_Task item:_ Return all records exactly. Nothing may be added.

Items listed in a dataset
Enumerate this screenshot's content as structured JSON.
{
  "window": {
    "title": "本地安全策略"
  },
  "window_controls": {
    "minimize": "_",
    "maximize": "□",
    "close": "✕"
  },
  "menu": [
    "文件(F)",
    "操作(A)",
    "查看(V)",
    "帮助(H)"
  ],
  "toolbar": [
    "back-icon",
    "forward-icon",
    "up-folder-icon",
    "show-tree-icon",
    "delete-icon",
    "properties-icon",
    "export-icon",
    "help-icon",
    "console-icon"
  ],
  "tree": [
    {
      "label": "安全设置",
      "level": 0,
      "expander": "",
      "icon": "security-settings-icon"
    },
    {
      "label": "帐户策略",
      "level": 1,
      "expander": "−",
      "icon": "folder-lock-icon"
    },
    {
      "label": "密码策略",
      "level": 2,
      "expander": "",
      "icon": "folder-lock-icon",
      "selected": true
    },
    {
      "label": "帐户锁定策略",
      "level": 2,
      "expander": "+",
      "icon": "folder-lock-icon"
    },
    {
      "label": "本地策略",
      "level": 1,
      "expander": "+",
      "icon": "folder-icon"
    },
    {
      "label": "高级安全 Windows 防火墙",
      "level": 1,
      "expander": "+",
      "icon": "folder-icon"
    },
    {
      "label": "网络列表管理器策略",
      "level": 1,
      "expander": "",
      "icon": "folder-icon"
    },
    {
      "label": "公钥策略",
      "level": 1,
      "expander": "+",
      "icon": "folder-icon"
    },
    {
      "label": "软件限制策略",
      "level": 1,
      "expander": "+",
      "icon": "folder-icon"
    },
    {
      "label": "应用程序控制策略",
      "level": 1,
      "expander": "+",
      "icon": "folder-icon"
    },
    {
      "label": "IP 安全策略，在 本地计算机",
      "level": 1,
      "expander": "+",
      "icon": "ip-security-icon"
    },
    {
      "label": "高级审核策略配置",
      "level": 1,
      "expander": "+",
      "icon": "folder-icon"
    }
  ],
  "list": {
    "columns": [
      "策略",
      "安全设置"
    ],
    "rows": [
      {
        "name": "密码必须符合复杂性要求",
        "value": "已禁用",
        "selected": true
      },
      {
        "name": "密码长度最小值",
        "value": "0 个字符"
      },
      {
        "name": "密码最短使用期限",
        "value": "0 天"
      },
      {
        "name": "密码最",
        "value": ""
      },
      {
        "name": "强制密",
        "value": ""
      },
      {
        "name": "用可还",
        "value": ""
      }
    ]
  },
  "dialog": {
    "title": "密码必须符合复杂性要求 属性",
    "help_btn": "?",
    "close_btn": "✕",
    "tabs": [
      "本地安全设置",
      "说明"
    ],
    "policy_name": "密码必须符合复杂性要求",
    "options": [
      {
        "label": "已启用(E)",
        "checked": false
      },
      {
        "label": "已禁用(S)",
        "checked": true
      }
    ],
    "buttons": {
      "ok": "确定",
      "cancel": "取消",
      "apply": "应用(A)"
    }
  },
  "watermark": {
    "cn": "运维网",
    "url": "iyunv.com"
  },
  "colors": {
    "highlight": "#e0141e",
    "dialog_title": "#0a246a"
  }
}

_The completed task:_
Enumerate this screenshot's content as structured JSON.
{
  "window": {
    "title": "本地安全策略"
  },
  "window_controls": {
    "minimize": "_",
    "maximize": "□",
    "close": "✕"
  },
  "menu": [
    "文件(F)",
    "操作(A)",
    "查看(V)",
    "帮助(H)"
  ],
  "toolbar": [
    "back-icon",
    "forward-icon",
    "up-folder-icon",
    "show-tree-icon",
    "delete-icon",
    "properties-icon",
    "export-icon",
    "help-icon",
    "console-icon"
  ],
  "tree": [
    {
      "label": "安全设置",
      "level": 0,
      "expander": "",
      "icon": "security-settings-icon"
    },
    {
      "label": "帐户策略",
      "level": 1,
      "expander": "−",
      "icon": "folder-lock-icon"
    },
    {
      "label": "密码策略",
      "level": 2,
      "expander": "",
      "icon": "folder-lock-icon",
      "selected": true
    },
    {
      "label": "帐户锁定策略",
      "level": 2,
      "expander": "+",
      "icon": "folder-lock-icon"
    },
    {
      "label": "本地策略",
      "level": 1,
      "expander": "+",
      "icon": "folder-icon"
    },
    {
      "label": "高级安全 Windows 防火墙",
      "level": 1,
      "expander": "+",
      "icon": "folder-icon"
    },
    {
      "label": "网络列表管理器策略",
      "level": 1,
      "expander": "",
      "icon": "folder-icon"
    },
    {
      "label": "公钥策略",
      "level": 1,
      "expander": "+",
      "icon": "folder-icon"
    },
    {
      "label": "软件限制策略",
      "level": 1,
      "expander": "+",
      "icon": "folder-icon"
    },
    {
      "label": "应用程序控制策略",
      "level": 1,
      "expander": "+",
      "icon": "folder-icon"
    },
    {
      "label": "IP 安全策略，在 本地计算机",
      "level": 1,
      "expander": "+",
      "icon": "ip-security-icon"
    },
    {
      "label": "高级审核策略配置",
      "level": 1,
      "expander": "+",
      "icon": "folder-icon"
    }
  ],
  "list": {
    "columns": [
      "策略",
      "安全设置"
    ],
    "rows": [
      {
        "name": "密码必须符合复杂性要求",
        "value": "已禁用",
        "selected": true
      },
      {
        "name": "密码长度最小值",
        "value": "0 个字符"
      },
      {
        "name": "密码最短使用期限",
        "value": "0 天"
      },
      {
        "name": "密码最",
        "value": ""
      },
      {
        "name": "强制密",
        "value": ""
      },
      {
        "name": "用可还",
        "value": ""
      }
    ]
  },
  "dialog": {
    "title": "密码必须符合复杂性要求 属性",
    "help_btn": "?",
    "close_btn": "✕",
    "tabs": [
      "本地安全设置",
      "说明"
    ],
    "policy_name": "密码必须符合复杂性要求",
    "options": [
      {
        "label": "已启用(E)",
        "checked": false
      },
      {
        "label": "已禁用(S)",
        "checked": true
      }
    ],
    "buttons": {
      "ok": "确定",
      "cancel": "取消",
      "apply": "应用(A)"
    }
  },
  "watermark": {
    "cn": "运维网",
    "url": "iyunv.com"
  },
  "colors": {
    "highlight": "#e0141e",
    "dialog_title": "#0a246a"
  }
}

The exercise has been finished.